The pakchee craze is real, and it isn’t going anywhere soon
The Thais may have come up with the word “pakchee” for coriander, but it’s the Japanese that should be credited for making it famous, at least within Japan’s periphery. It looks sketchy at first glance, but the pakchee gyoza at Gyoza Bar Comme a Paris is definitely a must-try. These pan-fried, pork-stuffed pot stickers go surprisingly well with coriander leaves, not to mention a selection of amazing dipping sauces. If you can’t get enough of pakchee (and in the unlikely event Thailand has a shortage), you can take home a souvenir in the form of pakchee-infused soy sauce.
Don’t let a fancy name intimidate you

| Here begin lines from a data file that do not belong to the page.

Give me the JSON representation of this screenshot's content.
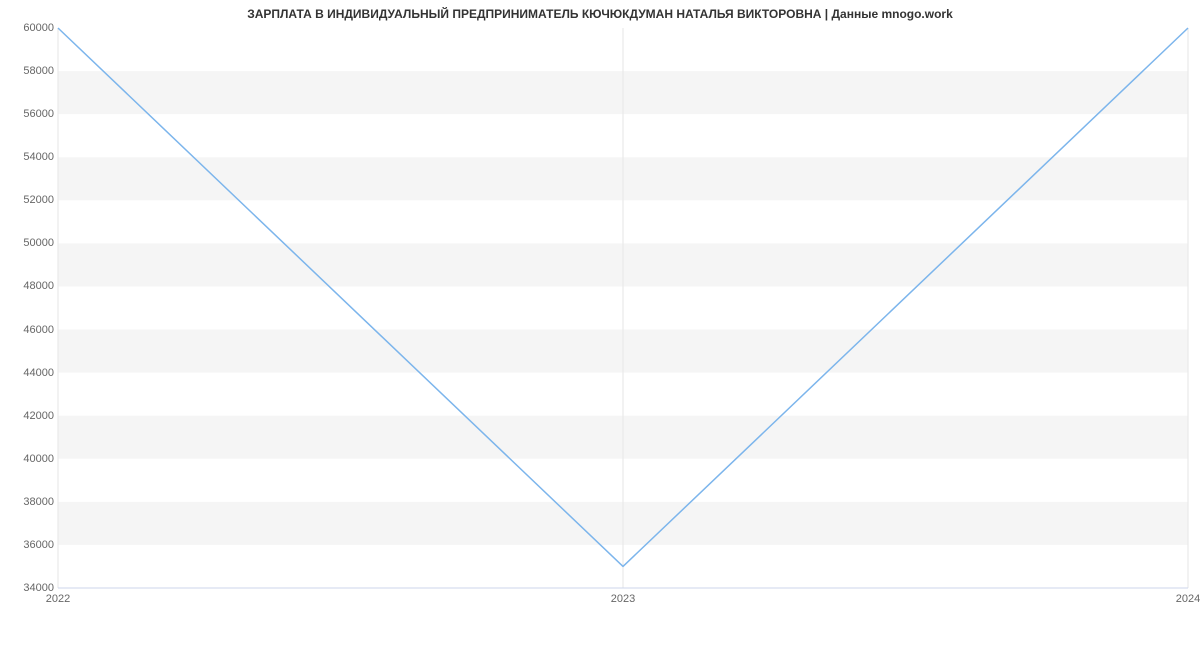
{
  "chart_data": {
    "type": "line",
    "title": "ЗАРПЛАТА В ИНДИВИДУАЛЬНЫЙ ПРЕДПРИНИМАТЕЛЬ КЮЧЮКДУМАН НАТАЛЬЯ ВИКТОРОВНА | Данные mnogo.work",
    "x": [
      "2022",
      "2023",
      "2024"
    ],
    "values": [
      60000,
      35000,
      60000
    ],
    "y_ticks": [
      34000,
      36000,
      38000,
      40000,
      42000,
      44000,
      46000,
      48000,
      50000,
      52000,
      54000,
      56000,
      58000,
      60000
    ],
    "x_ticks": [
      "2022",
      "2023",
      "2024"
    ],
    "ylim": [
      34000,
      60000
    ],
    "xlabel": "",
    "ylabel": "",
    "line_color": "#7cb5ec",
    "band_color": "#f5f5f5",
    "axis_color": "#ccd6eb",
    "grid_on": true
  }
}
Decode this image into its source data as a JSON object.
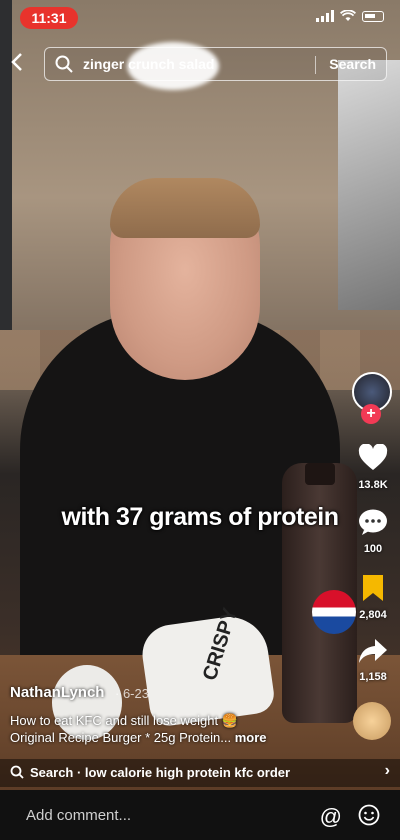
{
  "status_bar": {
    "time": "11:31"
  },
  "search": {
    "query": "zinger crunch salad",
    "button_label": "Search"
  },
  "video": {
    "overlay_caption": "with 37 grams of protein",
    "author": "NathanLynch",
    "date": "· 6-23",
    "description_line1": "How to eat KFC and still lose weight 🍔",
    "description_line2": "Original Recipe Burger * 25g Protein...",
    "more_label": "more",
    "in_scene_text": {
      "wrapper_label": "CRISPY",
      "bottle_label": "PEPSI"
    }
  },
  "actions": {
    "likes": "13.8K",
    "comments": "100",
    "saves": "2,804",
    "shares": "1,158"
  },
  "related_search": {
    "label": "Search · low calorie high protein kfc order"
  },
  "comment_bar": {
    "placeholder": "Add comment..."
  },
  "colors": {
    "status_time_bg": "#e8332c",
    "follow_badge": "#f23a55",
    "save_icon": "#f5b800"
  }
}
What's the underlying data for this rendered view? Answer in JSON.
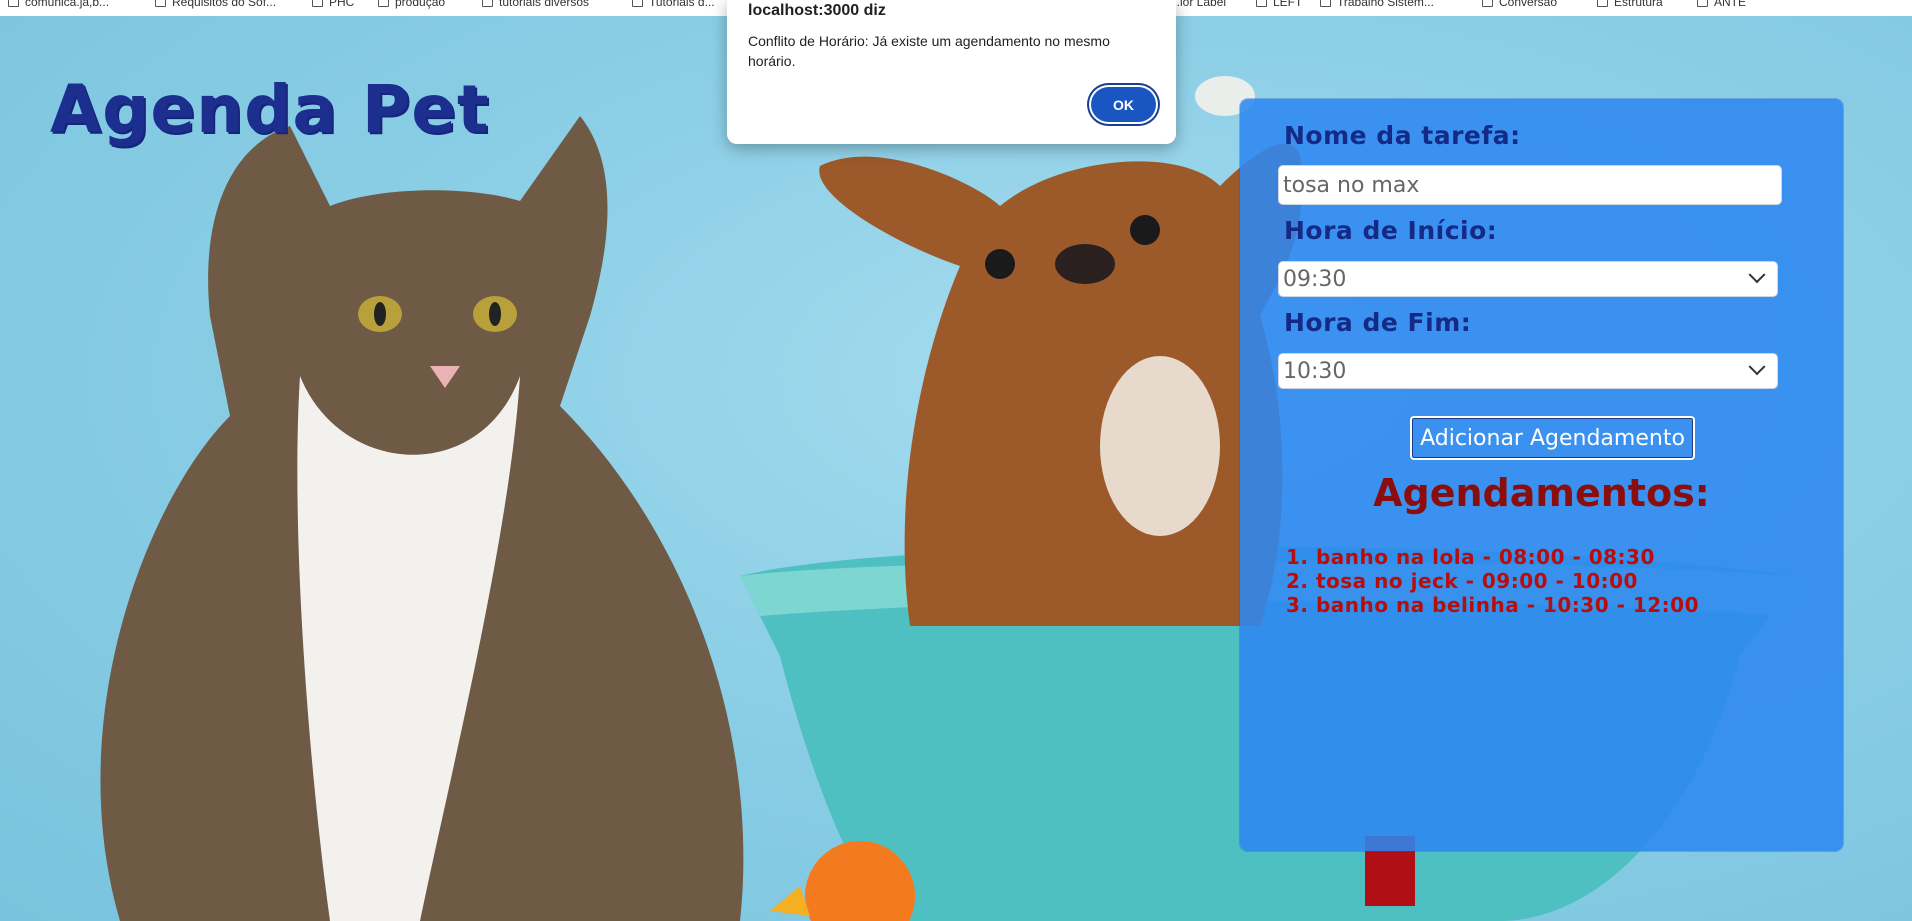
{
  "bookmarks": [
    "comunica.ja,b...",
    "Requisitos do Sof...",
    "PHC",
    "produção",
    "tutoriais diversos",
    "Tutoriais d...",
    "...ior Label",
    "LEFT",
    "Trabalho Sistem...",
    "Conversão",
    "Estrutura",
    "ANTE"
  ],
  "page": {
    "title": "Agenda Pet"
  },
  "form": {
    "task_label": "Nome da tarefa:",
    "task_value": "tosa no max",
    "start_label": "Hora de Início:",
    "start_value": "09:30",
    "end_label": "Hora de Fim:",
    "end_value": "10:30",
    "add_button": "Adicionar Agendamento"
  },
  "appointments": {
    "title": "Agendamentos:",
    "items": [
      "1. banho na lola - 08:00 - 08:30",
      "2. tosa no jeck - 09:00 - 10:00",
      "3. banho na belinha - 10:30 - 12:00"
    ]
  },
  "dialog": {
    "title": "localhost:3000 diz",
    "message": "Conflito de Horário: Já existe um agendamento no mesmo horário.",
    "ok": "OK"
  }
}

The name Mandarin Oriental connotes luxury and extravagance, and many of us may not feel comfortable flocking to one of its hotels. The Mandarin Oriental Tokyo, however, boasts a cozy ambiance that welcomes casual dressing. Check out its rooftop Oriental Lounge to indulge in views of downtown Tokyo along with a selection of refreshing drinks.
The malls at Ginza are some of the world’s best
Nihonbashi Mitsukoshi may be the oldest branch of Japan’s longest-running department store chain Mitsukoshi (equivalent to Thailand’s Central Group), but it’s Ginza Mitsukoshi that would probably appeal most to shopaholic Thais. Packed with luxury brands from around the world, Ginza Mitsukoshi has an impressive food zone (a true gourmand haven) and a lesser-known rooftop space where you can enjoy a break after an entire day of browsing the shops. Don’t forget to check out Ginza Six, the newly-opened mall that boasts stunning architecture, cool stores (including a massive bookstore) and art installations (Yayoi Kusuma pumpkins, to name a few). Oh, don’t forget to check out one of our favorite tea rooms in Tokyo and the winner of Love Tokyo Awards 2016, Higashiya Ginza.
In partnership with Time Out Tokyo